Some of this is likely an artifact of the film’s origins as a failed TV pilot, and in lesser hands such a convoluted narrative would be a sign that the writer/director has lost grip on the material. But here it becomes an exercise in manipulation as Lynch uses all sorts of Hollywood tropes and cinematic tricks to cajole the audience while also calling attention to how artificial the whole affair is. I mentioned in an earlier post that NieR: Automata’s use of different video game genres calls attention to how those affect the player’s own attitudes, and something similar happens here with all the strange oscillations occurring.
The result is an unusual sort of uncanny, where the events of the movie feel palpably unreal and fake even as you’re emotionally drawn into what’s going on. That the illusion still persists even when it calls attention to itself as an illusion is both a testament to how well crafted it is, and underlines the film’s theme about the primal power that art can exert over us. In recognizing this we come to a deeper understanding of the beauties and dangers of film. A common line of interpretation sees the film broadly as a critique of Hollywood: that the glamor it offers is really just an illusion that covers up the exploitation of the weak and vulnerable. There’s definitely a strand of that here, although I think the film is a little too in love with Hollywood for this to be The Point.

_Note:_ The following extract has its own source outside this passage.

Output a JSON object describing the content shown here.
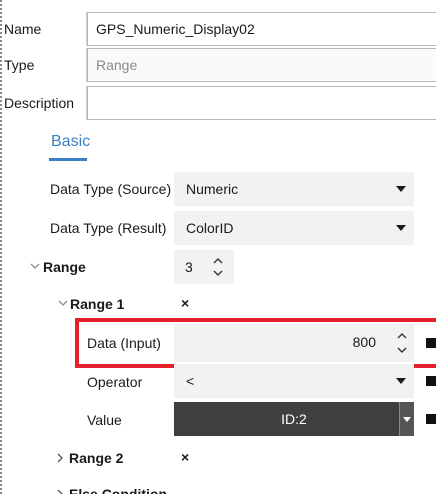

Which brings me to another observation. David Lynch has a reputation of being this extremely difficult, avant-garde filmmaker, but he has a pretty popular following – especially compared to someone like, say, Andrei Tarkovsky. And yes, while Mulholland Drive is certainly weirder and more challenging than your usual blockbuster, it’s more traditional than is often assumed. Its narrative tricks aren’t too far removed from what Hitchcock did in Vertigo, and its various homages to classic cinema feel heartfelt rather than ironic. Beyond that, there’s a genuine sympathy extended to its protagonists. It’s a dark and frequently ironic movie, but it doesn’t strike me as cynical.
Not that it’s impeccable. A couple of scenes lean pretty heavily into raunchy territory. Arguably this is part of the movie’s irony: the cheap thrills of fantasy sex vs reality. But it doesn’t get off the hook in that regard.

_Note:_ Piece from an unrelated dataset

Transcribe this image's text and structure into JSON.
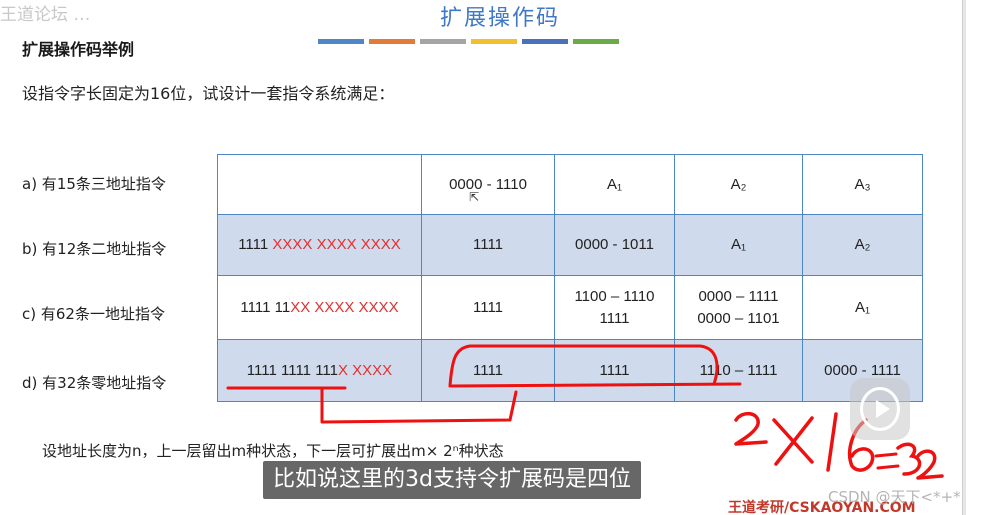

Anyway, another thing that struck me was the music and sound. Even though I’ve never particularly remembered it for its soundtrack, Angelo Badalamenti’s is one of the best, full stop. It’s a lot of deep, dark synths and strings that manages to sound both ominous and tender, interspersed with some distended jazz/rock sounds that feel very noir. Some of the most powerful moments in the movie come from its use of music. My favourite scene – the Club Silencio sequence – is entirely constructed out of playing upon our understanding of how the soundtrack and the visuals of a movie relate to each other.

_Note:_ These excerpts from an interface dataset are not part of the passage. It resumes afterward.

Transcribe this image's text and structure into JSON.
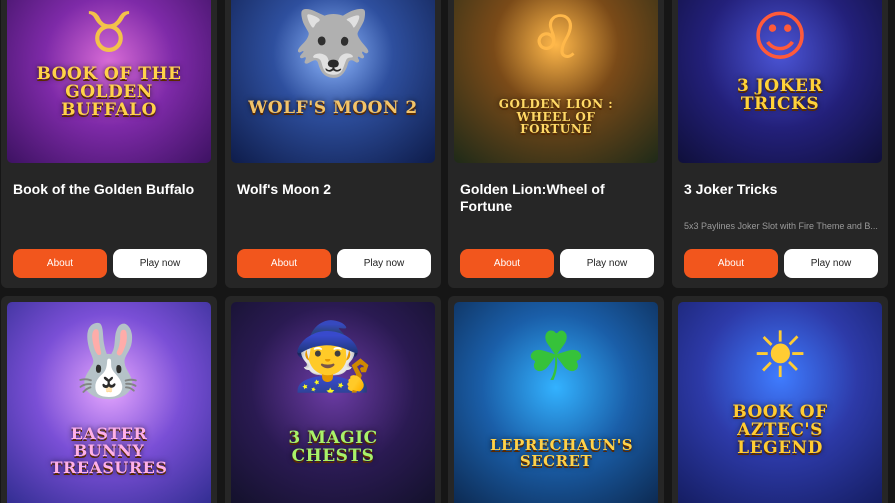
{
  "buttons": {
    "about_label": "About",
    "play_label": "Play now"
  },
  "games": [
    {
      "name": "Book of the Golden Buffalo",
      "description": "",
      "art_title": "BOOK OF THE GOLDEN BUFFALO",
      "art_icon": "buffalo-icon",
      "art_glyph": "♉",
      "title_color": "#ffd24a"
    },
    {
      "name": "Wolf's Moon 2",
      "description": "",
      "art_title": "WOLF'S MOON 2",
      "art_icon": "wolf-icon",
      "art_glyph": "🐺",
      "title_color": "#f2c46a"
    },
    {
      "name": "Golden Lion:Wheel of Fortune",
      "description": "",
      "art_title": "GOLDEN LION : WHEEL OF FORTUNE",
      "art_icon": "lion-icon",
      "art_glyph": "♌",
      "title_color": "#ffd966"
    },
    {
      "name": "3 Joker Tricks",
      "description": "5x3 Paylines Joker Slot with Fire Theme and B...",
      "art_title": "3 JOKER TRICKS",
      "art_icon": "joker-icon",
      "art_glyph": "☺",
      "title_color": "#ffd23a"
    },
    {
      "art_title": "EASTER BUNNY TREASURES",
      "art_icon": "bunny-icon",
      "art_glyph": "🐰",
      "title_color": "#ffb0e8"
    },
    {
      "art_title": "3 MAGIC CHESTS",
      "art_icon": "chest-icon",
      "art_glyph": "🧙",
      "title_color": "#a8f26a"
    },
    {
      "art_title": "LEPRECHAUN'S SECRET",
      "art_icon": "leprechaun-icon",
      "art_glyph": "☘",
      "title_color": "#ffd24a"
    },
    {
      "art_title": "BOOK OF AZTEC'S LEGEND",
      "art_icon": "aztec-icon",
      "art_glyph": "☀",
      "title_color": "#ffcc33"
    }
  ]
}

In retrospect I have to wonder just how much influence Mulholland Drive has exerted on my tastes, in spite of my best attempts to bury it. Certainly the “Imma mess with your head” approach to storytelling has been a regular theme for me from the likes of Gene Wolfe to Serial Experiments Lain. But rewatching it has led me to conclude that yes, I did indeed underrate it in recent years. It already has a handful of my favourite scenes, and was a downright haunting experience. I’m even wondering if it deserves a place alongside the likes of 2001 and Spirited Away, but I’m still processing it all.
But, dang – to even want to think about a movie this much is a treat. I find it hard to write consistently about movies and other pop cultural detritus because so much of it is like cotton candy; tasty, but evanescent. I don’t know how critics manage to keep churning out review after review. This, however, was some movie magic, even if it had a weird taste.